Component data from apps and pages:
▽

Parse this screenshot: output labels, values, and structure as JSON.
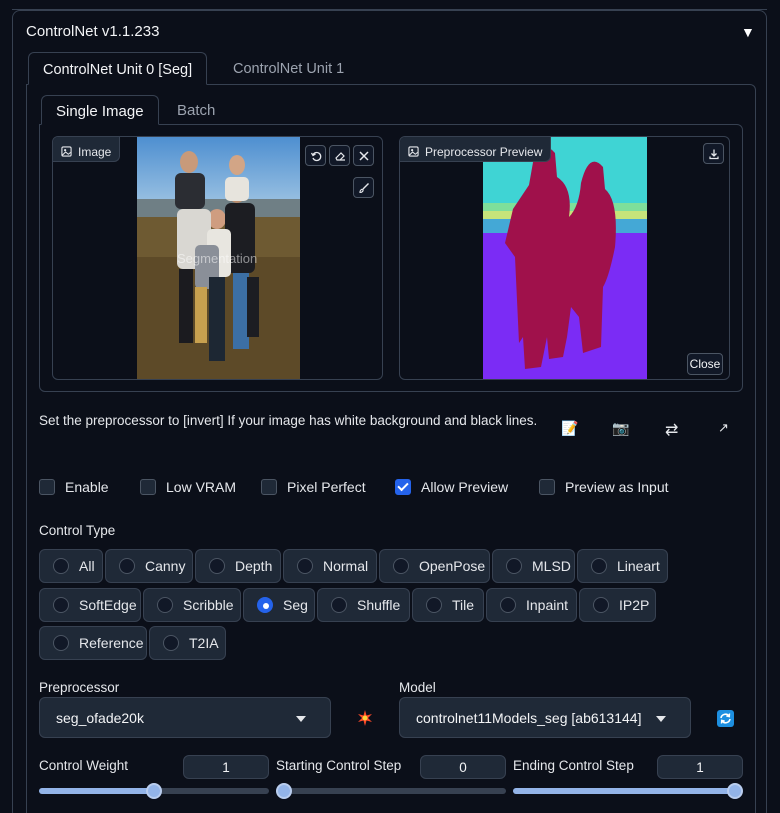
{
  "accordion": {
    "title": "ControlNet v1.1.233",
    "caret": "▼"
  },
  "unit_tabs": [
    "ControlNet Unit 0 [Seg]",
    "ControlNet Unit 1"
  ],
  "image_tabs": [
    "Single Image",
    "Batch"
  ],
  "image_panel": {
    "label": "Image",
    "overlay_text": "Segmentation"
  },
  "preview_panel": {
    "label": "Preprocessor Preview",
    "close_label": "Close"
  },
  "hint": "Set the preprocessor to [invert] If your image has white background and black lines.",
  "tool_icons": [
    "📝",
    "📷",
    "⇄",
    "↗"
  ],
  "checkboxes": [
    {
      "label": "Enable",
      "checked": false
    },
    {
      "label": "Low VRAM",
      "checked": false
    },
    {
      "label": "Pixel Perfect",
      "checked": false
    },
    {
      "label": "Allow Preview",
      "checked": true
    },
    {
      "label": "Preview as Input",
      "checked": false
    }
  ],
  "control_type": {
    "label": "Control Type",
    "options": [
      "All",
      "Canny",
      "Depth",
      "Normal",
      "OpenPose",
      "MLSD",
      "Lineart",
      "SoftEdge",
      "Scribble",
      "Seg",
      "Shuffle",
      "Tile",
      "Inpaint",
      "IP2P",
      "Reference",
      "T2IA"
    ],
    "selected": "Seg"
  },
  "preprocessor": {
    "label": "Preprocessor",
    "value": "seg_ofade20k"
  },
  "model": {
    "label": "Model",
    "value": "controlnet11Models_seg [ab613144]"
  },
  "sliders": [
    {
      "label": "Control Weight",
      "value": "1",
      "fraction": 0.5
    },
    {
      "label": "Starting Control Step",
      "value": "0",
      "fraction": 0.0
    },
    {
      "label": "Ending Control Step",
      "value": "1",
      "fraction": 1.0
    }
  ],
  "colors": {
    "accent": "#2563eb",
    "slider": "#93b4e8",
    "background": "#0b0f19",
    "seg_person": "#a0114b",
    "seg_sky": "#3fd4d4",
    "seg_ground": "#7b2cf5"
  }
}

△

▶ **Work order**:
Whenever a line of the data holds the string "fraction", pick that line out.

▶ **Exercise output**:
      "fraction": 0.5
      "fraction": 0.0
      "fraction": 1.0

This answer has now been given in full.